_AIM OF THE EXERCISE_
The full set of records below is to be reproduced without a single alteration.

_RECORDS FOR THE TASK_
*** Block opens ***

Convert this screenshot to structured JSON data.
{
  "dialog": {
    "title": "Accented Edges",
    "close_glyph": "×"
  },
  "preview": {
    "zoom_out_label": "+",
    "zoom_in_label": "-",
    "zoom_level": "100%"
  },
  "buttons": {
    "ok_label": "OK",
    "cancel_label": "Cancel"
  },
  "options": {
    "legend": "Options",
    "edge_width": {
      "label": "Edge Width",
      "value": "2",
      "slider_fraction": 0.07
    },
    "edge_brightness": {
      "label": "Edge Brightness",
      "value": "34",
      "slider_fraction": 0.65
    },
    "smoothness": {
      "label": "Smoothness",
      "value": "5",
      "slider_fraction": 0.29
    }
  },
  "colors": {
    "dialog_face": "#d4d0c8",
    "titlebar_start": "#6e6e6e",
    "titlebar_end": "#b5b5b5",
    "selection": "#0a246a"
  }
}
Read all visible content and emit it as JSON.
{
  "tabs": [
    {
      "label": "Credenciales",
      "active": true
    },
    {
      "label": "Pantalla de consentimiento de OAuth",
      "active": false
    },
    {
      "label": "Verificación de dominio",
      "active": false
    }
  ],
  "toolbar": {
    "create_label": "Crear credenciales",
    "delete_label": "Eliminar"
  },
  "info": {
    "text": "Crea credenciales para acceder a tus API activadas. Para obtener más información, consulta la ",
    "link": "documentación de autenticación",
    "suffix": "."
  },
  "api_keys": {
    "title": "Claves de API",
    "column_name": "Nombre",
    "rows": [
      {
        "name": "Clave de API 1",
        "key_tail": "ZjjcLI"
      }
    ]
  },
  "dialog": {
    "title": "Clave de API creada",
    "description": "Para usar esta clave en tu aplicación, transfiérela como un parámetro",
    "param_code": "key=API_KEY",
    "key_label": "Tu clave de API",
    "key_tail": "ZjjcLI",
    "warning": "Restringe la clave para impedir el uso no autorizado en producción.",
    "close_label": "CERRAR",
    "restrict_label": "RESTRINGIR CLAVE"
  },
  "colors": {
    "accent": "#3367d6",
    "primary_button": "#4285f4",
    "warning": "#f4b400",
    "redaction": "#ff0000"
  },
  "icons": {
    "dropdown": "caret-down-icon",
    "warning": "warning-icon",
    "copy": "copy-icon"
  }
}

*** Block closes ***

_SOLUTION_
Convert this screenshot to structured JSON data.
{
  "dialog": {
    "title": "Accented Edges",
    "close_glyph": "×"
  },
  "preview": {
    "zoom_out_label": "+",
    "zoom_in_label": "-",
    "zoom_level": "100%"
  },
  "buttons": {
    "ok_label": "OK",
    "cancel_label": "Cancel"
  },
  "options": {
    "legend": "Options",
    "edge_width": {
      "label": "Edge Width",
      "value": "2",
      "slider_fraction": 0.07
    },
    "edge_brightness": {
      "label": "Edge Brightness",
      "value": "34",
      "slider_fraction": 0.65
    },
    "smoothness": {
      "label": "Smoothness",
      "value": "5",
      "slider_fraction": 0.29
    }
  },
  "colors": {
    "dialog_face": "#d4d0c8",
    "titlebar_start": "#6e6e6e",
    "titlebar_end": "#b5b5b5",
    "selection": "#0a246a"
  }
}
Read all visible content and emit it as JSON.
{
  "tabs": [
    {
      "label": "Credenciales",
      "active": true
    },
    {
      "label": "Pantalla de consentimiento de OAuth",
      "active": false
    },
    {
      "label": "Verificación de dominio",
      "active": false
    }
  ],
  "toolbar": {
    "create_label": "Crear credenciales",
    "delete_label": "Eliminar"
  },
  "info": {
    "text": "Crea credenciales para acceder a tus API activadas. Para obtener más información, consulta la ",
    "link": "documentación de autenticación",
    "suffix": "."
  },
  "api_keys": {
    "title": "Claves de API",
    "column_name": "Nombre",
    "rows": [
      {
        "name": "Clave de API 1",
        "key_tail": "ZjjcLI"
      }
    ]
  },
  "dialog": {
    "title": "Clave de API creada",
    "description": "Para usar esta clave en tu aplicación, transfiérela como un parámetro",
    "param_code": "key=API_KEY",
    "key_label": "Tu clave de API",
    "key_tail": "ZjjcLI",
    "warning": "Restringe la clave para impedir el uso no autorizado en producción.",
    "close_label": "CERRAR",
    "restrict_label": "RESTRINGIR CLAVE"
  },
  "colors": {
    "accent": "#3367d6",
    "primary_button": "#4285f4",
    "warning": "#f4b400",
    "redaction": "#ff0000"
  },
  "icons": {
    "dropdown": "caret-down-icon",
    "warning": "warning-icon",
    "copy": "copy-icon"
  }
}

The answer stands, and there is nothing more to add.